Segment Start: Records to process

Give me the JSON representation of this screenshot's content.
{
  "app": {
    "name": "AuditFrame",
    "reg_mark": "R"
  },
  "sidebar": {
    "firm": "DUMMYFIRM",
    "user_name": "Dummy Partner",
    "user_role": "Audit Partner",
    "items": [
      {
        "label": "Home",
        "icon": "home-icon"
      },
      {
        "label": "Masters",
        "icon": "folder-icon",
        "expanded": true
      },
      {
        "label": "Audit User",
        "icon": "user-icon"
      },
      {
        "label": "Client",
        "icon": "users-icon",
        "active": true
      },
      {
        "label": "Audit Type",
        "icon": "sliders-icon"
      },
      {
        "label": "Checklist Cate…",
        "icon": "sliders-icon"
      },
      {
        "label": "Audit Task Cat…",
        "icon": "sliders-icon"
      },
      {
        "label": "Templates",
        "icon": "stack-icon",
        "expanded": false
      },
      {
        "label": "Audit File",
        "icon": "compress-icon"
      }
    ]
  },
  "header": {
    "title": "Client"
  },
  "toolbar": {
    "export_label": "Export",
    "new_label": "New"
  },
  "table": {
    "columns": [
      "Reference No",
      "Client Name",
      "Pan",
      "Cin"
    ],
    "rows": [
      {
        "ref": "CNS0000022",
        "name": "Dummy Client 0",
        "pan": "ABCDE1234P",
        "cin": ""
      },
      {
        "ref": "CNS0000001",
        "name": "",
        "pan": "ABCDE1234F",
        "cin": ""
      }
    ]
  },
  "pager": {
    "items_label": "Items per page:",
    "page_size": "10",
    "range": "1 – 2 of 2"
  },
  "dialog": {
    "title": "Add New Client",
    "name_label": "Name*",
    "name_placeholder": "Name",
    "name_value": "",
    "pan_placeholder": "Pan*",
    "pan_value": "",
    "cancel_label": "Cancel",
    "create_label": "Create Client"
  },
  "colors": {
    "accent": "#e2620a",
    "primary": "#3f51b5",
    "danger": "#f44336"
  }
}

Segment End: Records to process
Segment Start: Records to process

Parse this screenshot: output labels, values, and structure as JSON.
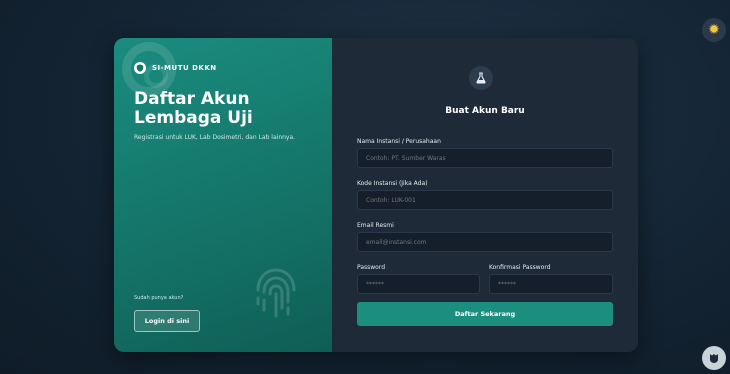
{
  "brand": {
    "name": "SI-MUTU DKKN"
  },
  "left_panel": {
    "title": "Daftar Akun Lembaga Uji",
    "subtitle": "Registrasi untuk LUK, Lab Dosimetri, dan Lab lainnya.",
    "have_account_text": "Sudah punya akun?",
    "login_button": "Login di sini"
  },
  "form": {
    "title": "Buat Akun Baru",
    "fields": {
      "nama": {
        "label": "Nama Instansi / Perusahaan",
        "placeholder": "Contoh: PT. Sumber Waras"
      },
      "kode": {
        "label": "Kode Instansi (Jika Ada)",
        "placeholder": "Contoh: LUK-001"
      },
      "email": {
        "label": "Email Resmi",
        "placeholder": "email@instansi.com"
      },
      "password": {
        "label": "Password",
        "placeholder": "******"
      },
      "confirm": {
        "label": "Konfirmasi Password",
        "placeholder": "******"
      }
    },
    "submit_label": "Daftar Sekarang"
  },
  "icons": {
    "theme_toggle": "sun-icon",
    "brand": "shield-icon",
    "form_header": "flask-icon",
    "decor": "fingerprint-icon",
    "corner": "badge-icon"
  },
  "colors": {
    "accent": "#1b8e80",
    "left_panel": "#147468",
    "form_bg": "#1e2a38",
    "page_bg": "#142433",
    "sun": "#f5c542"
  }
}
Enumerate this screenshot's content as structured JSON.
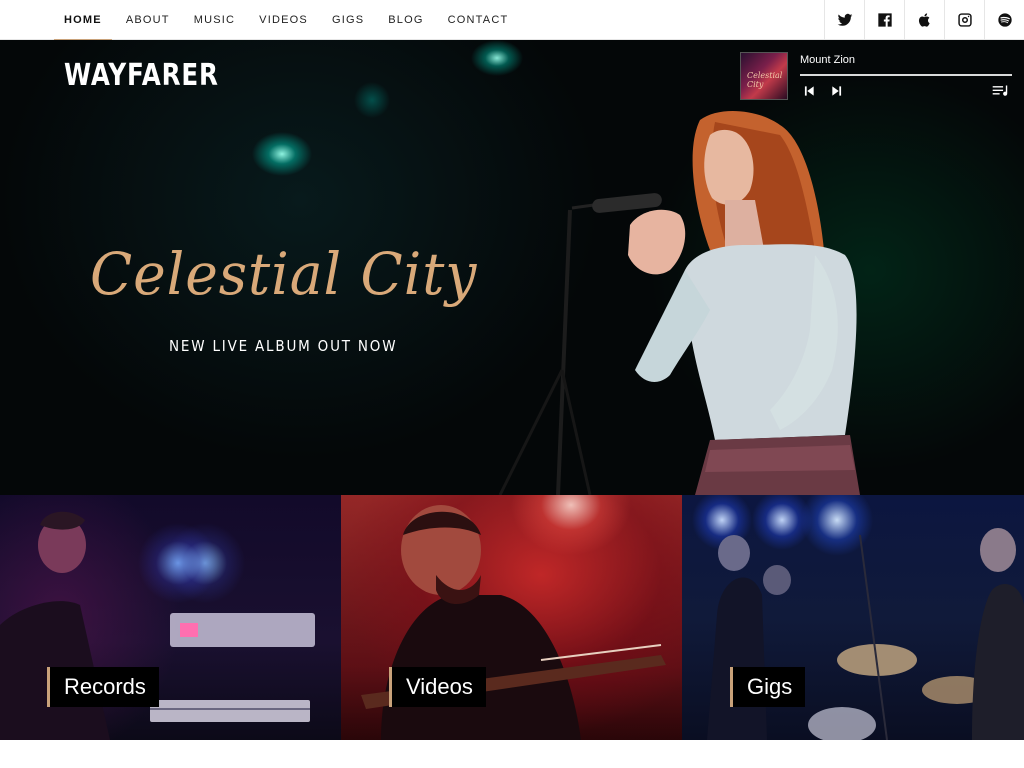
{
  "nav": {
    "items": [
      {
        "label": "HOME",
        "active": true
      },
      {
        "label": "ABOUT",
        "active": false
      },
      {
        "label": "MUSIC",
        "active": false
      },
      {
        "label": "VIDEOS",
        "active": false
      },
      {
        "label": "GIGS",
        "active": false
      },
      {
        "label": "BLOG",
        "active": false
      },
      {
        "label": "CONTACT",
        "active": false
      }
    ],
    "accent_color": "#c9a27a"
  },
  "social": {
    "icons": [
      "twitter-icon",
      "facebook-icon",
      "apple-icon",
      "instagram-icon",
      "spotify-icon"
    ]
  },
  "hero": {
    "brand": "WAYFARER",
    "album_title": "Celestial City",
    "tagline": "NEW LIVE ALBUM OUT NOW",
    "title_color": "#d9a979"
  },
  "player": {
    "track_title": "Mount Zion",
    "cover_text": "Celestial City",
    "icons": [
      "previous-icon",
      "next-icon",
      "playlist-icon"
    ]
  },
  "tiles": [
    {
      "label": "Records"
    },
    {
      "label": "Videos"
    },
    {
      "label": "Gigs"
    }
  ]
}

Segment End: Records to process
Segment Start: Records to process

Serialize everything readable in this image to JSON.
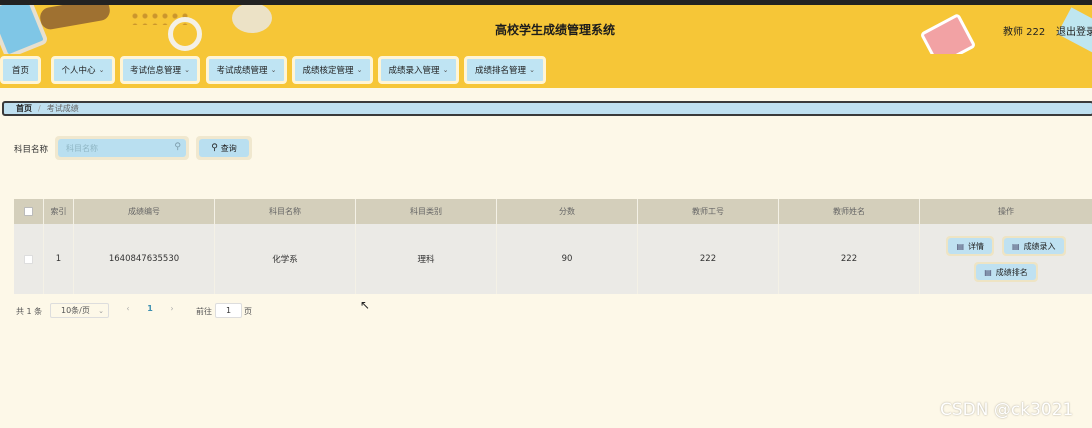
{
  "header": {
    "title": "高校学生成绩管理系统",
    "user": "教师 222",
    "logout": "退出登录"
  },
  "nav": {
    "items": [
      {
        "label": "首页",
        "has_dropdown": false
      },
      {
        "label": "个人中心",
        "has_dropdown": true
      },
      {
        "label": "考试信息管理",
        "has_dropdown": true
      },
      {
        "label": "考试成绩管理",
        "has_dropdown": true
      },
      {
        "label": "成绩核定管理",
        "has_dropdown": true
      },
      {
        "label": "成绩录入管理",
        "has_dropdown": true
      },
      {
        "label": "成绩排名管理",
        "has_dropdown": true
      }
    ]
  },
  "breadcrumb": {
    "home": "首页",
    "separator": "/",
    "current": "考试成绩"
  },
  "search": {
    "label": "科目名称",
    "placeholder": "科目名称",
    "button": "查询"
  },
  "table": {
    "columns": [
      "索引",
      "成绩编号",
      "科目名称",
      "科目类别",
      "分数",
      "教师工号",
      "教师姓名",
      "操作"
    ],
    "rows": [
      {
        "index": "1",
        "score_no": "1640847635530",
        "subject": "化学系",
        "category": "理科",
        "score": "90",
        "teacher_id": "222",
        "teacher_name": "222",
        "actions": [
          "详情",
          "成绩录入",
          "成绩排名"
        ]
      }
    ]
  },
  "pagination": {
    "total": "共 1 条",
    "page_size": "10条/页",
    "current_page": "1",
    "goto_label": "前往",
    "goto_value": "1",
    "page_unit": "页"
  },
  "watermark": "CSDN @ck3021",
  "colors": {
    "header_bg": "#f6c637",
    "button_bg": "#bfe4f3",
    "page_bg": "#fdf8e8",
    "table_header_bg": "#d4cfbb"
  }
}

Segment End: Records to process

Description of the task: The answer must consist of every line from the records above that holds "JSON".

Exercise response:
Give me the JSON representation of this screenshot's content.
Parse this screenshot: output labels, values, and structure as JSON.
Enumerate this screenshot's content as structured JSON.
Serialize everything readable in this image to JSON.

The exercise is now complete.